For the record, I just thought it was ironic that she was telling us single ladies how to put our hands up when she was a happily married woman. Beyoncé, I love you, but no. I know from experience that telling a guy to put the damn ring on it only drives him further. It's still an annoyingly good song though, I made my version of it called “Bila Nak Kahwin” (“When Are You Getting Married”). Check it out!
Most of your videos address current issues with a risqué approach. Knowing the sensitivities of local culture, do you intentionally want some of the viewers to feel uncomfortable?
I don’t sit around thinking how best to irritate people or make anybody uncomfortable.
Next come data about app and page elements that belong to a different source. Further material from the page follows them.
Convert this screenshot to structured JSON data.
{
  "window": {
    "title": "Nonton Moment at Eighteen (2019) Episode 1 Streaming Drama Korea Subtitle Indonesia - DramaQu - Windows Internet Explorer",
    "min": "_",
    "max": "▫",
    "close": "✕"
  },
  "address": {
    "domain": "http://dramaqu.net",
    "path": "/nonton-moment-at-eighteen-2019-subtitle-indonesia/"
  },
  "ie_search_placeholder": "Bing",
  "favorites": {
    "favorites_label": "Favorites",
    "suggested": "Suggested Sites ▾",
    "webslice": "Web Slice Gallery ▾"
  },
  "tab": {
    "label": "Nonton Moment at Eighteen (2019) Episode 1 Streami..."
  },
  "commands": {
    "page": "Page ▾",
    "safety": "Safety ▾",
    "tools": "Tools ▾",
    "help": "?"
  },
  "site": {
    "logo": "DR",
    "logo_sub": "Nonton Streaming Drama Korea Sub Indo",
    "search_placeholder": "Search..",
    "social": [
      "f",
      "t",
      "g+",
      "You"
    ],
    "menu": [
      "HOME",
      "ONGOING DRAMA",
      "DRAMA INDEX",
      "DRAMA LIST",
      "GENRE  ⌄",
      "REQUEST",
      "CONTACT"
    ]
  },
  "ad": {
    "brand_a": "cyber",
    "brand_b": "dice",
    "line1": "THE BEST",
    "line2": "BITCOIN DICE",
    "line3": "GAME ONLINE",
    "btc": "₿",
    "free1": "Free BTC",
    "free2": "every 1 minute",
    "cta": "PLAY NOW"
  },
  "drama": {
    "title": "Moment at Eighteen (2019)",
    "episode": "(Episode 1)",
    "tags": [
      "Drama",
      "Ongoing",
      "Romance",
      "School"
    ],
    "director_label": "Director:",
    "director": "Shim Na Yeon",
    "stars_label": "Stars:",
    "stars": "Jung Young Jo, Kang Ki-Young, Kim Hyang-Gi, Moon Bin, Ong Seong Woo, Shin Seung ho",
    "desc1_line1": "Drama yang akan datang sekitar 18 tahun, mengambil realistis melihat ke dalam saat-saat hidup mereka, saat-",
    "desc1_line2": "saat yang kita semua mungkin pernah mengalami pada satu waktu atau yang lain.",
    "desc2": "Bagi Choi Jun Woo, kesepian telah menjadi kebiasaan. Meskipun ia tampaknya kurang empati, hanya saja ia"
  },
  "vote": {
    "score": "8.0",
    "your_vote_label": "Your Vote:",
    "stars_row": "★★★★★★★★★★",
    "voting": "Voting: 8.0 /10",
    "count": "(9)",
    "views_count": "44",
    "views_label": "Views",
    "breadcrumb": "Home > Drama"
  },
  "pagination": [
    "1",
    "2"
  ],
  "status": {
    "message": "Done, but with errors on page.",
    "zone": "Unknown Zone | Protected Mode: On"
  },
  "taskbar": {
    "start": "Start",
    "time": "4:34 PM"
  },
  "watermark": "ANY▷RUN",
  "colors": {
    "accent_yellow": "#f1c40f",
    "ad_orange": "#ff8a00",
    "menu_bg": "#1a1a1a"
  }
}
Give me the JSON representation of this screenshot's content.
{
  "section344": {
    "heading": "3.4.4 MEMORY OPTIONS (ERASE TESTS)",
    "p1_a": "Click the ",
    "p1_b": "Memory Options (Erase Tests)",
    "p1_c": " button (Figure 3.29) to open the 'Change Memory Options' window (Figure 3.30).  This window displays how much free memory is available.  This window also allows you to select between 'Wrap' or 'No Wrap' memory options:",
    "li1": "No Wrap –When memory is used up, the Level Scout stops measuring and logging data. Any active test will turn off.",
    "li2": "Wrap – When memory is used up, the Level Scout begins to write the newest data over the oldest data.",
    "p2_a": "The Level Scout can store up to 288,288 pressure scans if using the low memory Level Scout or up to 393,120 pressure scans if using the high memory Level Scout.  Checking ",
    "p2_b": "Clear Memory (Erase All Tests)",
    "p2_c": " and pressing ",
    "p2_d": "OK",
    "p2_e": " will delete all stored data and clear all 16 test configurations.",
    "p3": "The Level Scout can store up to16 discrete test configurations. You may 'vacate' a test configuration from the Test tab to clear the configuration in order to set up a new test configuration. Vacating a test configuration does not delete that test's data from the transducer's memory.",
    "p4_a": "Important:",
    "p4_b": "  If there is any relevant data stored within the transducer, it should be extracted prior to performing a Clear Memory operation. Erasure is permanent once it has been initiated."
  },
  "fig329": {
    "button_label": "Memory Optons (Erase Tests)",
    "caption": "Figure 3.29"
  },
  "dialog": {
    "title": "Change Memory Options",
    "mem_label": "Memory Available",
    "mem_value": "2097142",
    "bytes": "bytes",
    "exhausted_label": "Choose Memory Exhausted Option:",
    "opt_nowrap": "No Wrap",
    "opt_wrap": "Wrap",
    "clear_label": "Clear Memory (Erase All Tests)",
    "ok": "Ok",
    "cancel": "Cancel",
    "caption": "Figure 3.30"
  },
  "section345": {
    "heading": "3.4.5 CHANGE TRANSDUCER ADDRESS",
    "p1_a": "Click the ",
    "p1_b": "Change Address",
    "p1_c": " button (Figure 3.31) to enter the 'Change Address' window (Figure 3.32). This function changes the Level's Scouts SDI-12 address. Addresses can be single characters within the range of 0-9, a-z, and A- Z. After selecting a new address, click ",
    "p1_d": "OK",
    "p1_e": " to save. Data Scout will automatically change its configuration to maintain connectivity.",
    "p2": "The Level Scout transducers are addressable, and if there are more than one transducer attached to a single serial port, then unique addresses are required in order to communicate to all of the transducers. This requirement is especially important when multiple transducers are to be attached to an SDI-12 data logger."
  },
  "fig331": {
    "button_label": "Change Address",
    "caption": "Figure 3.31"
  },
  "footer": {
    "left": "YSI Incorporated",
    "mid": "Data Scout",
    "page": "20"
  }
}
The videos that I make to address current issues are usually made on-the-fly, it's how I felt was best way to address them. That said, I do love and live by this quote: “Art should disturb the comfortable and comfort the disturbed”. And to comfort the disturbed is where I usually put my focus on.
How far do you think you can push the boundaries?
I'd love to know the answer to that myself!
At this point of your career, what else have you yet to accomplish?
Wow, a lot! I've still not made a “dangdut” song, just so I can gelek (grind) on TV and do a duet with Malaysian legend, M Daud Kilau. Beauty brands are still making dark skin shaming ads, so our work is far from done. I want to meet my idol Madonna so I can touch her bum (I've touched MIA's, FYI!). Most of all, I'd like to continue having fun and try things I've never done before, so we'll see :)
Check out DocOlv's remix of Ze Rebelle's "Slumber Tetek" here. It is also available for free download, enjoy!
Header image by Rosiegraphie